Thomas Manuel, Council for Chemical Research, Inc.: To link Christopher Hill's point with Laren Tolbert' s for this discussion, we are dealing with a classic perception in academia that things are priced based on the cost for them. But this is not the case. Things are priced based on their value in the marketplace. And companies, due to the dynamics of the globe today, are forced to be very hard-nosed about their own profitability, getting the results for their shareholders at the lowest possible cost.
So the issue is not that you are selling your research too cheaply. The issue is whether a company will pay whatever you charge compared with what, for example, Imperial College, Taiwan, or what a cooperative research and development agreement involving Los Alamos will charge. This is a common disconnect between the academic and the industrial communities on this issue, and we need to be aware of it.
Matthew Tirrell: At CIE, we have been careful in setting the prices we charge for what we offer and have always done this in consultation with our industrial advisory board. Also, our member companies report great benefit that has accrued by their taking the results of our nonproprietary research and applying them in the context of their own products and processes. We have solicited "nuggets" from companies regarding the benefits from their participation in the center. In one case, the company reported savings of over $25 million thanks to the application of a technique learned by one of its Industrial Fellows during a campus residency. In another case, a new product resulted from the application of fundamentals garnered at the center. In all, we have recorded over 365 of these "nuggets."

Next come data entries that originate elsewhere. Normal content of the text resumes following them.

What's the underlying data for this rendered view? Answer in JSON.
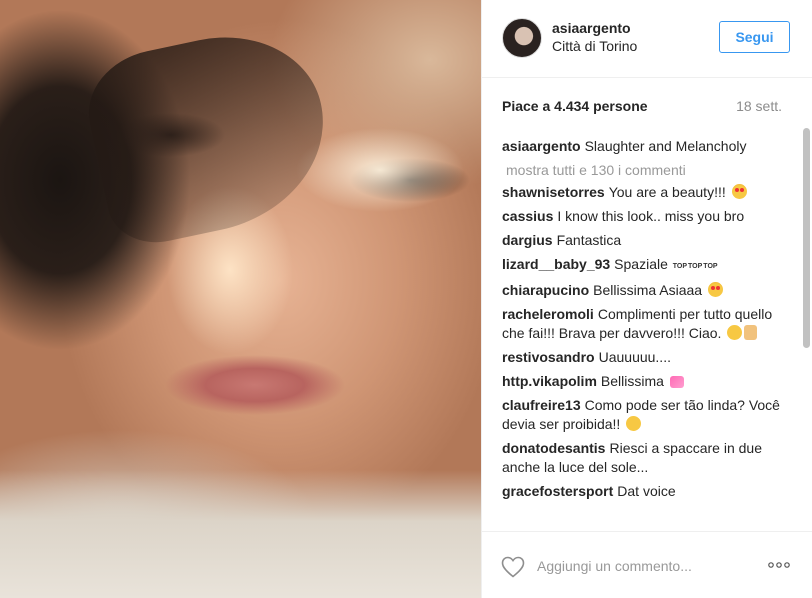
{
  "post": {
    "username": "asiaargento",
    "location": "Città di Torino",
    "follow_label": "Segui",
    "likes": "Piace a 4.434 persone",
    "age": "18 sett."
  },
  "caption": {
    "author": "asiaargento",
    "text": "Slaughter and Melancholy"
  },
  "view_all": "mostra tutti e 130 i commenti",
  "comments": [
    {
      "author": "shawnisetorres",
      "text": "You are a beauty!!!"
    },
    {
      "author": "cassius",
      "text": "I know this look.. miss you bro"
    },
    {
      "author": "dargius",
      "text": "Fantastica"
    },
    {
      "author": "lizard__baby_93",
      "text": "Spaziale"
    },
    {
      "author": "chiarapucino",
      "text": "Bellissima Asiaaa"
    },
    {
      "author": "racheleromoli",
      "text": "Complimenti per tutto quello che fai!!! Brava per davvero!!! Ciao."
    },
    {
      "author": "restivosandro",
      "text": "Uauuuuu...."
    },
    {
      "author": "http.vikapolim",
      "text": "Bellissima"
    },
    {
      "author": "claufreire13",
      "text": "Como pode ser tão linda? Você devia ser proibida!!"
    },
    {
      "author": "donatodesantis",
      "text": "Riesci a spaccare in due anche la luce del sole..."
    },
    {
      "author": "gracefostersport",
      "text": "Dat voice"
    }
  ],
  "top_badge": "TOP",
  "footer": {
    "add_comment_placeholder": "Aggiungi un commento..."
  },
  "icons": {
    "like": "heart-icon",
    "options": "more-icon"
  }
}
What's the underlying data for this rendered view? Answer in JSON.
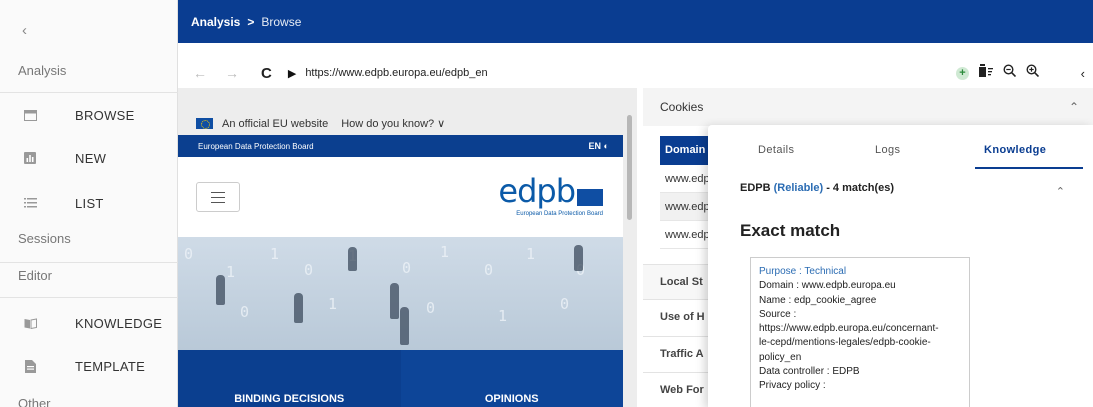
{
  "sidebar": {
    "collapse_icon": "chevron-left-icon",
    "sections": {
      "analysis": "Analysis",
      "sessions": "Sessions",
      "editor": "Editor",
      "other": "Other"
    },
    "items": [
      {
        "label": "BROWSE",
        "icon": "browser-window-icon"
      },
      {
        "label": "NEW",
        "icon": "bar-chart-icon"
      },
      {
        "label": "LIST",
        "icon": "list-icon"
      },
      {
        "label": "KNOWLEDGE",
        "icon": "book-icon"
      },
      {
        "label": "TEMPLATE",
        "icon": "document-icon"
      }
    ]
  },
  "header": {
    "breadcrumb_parent": "Analysis",
    "breadcrumb_separator": ">",
    "breadcrumb_current": "Browse"
  },
  "urlbar": {
    "url": "https://www.edpb.europa.eu/edpb_en",
    "tools": [
      "add-icon",
      "clear-cookies-icon",
      "zoom-out-icon",
      "zoom-in-icon"
    ]
  },
  "website": {
    "official_text": "An official EU website",
    "how_text": "How do you know? ∨",
    "board_name": "European Data Protection Board",
    "lang": "EN",
    "logo_word": "edpb",
    "logo_sub": "European Data Protection Board",
    "tiles": [
      "BINDING DECISIONS",
      "OPINIONS"
    ]
  },
  "cookies": {
    "title": "Cookies",
    "column_header": "Domain",
    "rows": [
      "www.edp",
      "www.edp",
      "www.edp"
    ],
    "sections": [
      "Local St",
      "Use of H",
      "Traffic A",
      "Web For"
    ]
  },
  "knowledge": {
    "tabs": [
      "Details",
      "Logs",
      "Knowledge"
    ],
    "active_tab": "Knowledge",
    "source_name": "EDPB",
    "reliability": "(Reliable)",
    "match_count": "- 4 match(es)",
    "exact_title": "Exact match",
    "card": {
      "purpose": "Purpose : Technical",
      "domain": "Domain : www.edpb.europa.eu",
      "name": "Name : edp_cookie_agree",
      "source_label": "Source :",
      "source_url_1": "https://www.edpb.europa.eu/concernant-",
      "source_url_2": "le-cepd/mentions-legales/edpb-cookie-",
      "source_url_3": "policy_en",
      "controller": "Data controller : EDPB",
      "privacy": "Privacy policy :"
    }
  },
  "colors": {
    "primary": "#0a3d91",
    "link": "#2b6cb3"
  }
}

Thomas Manuel: The problem is that the economics that I described are localized free market parochial microeconomics. In a macroeconomics sense, and in the enterprise, the nation has a different set of values. The timeframes are so long that individual companies find it hard to deal with them.
Matthew Tirrell: Indeed, this is an issue that we often confront. Some companies have simply chosen not to participate based on timeframe concerns. Some companies have chosen to withdraw based on the shortening of their time horizons. Simply stated, companies and their timeframes change quite often, with some companies coming and going.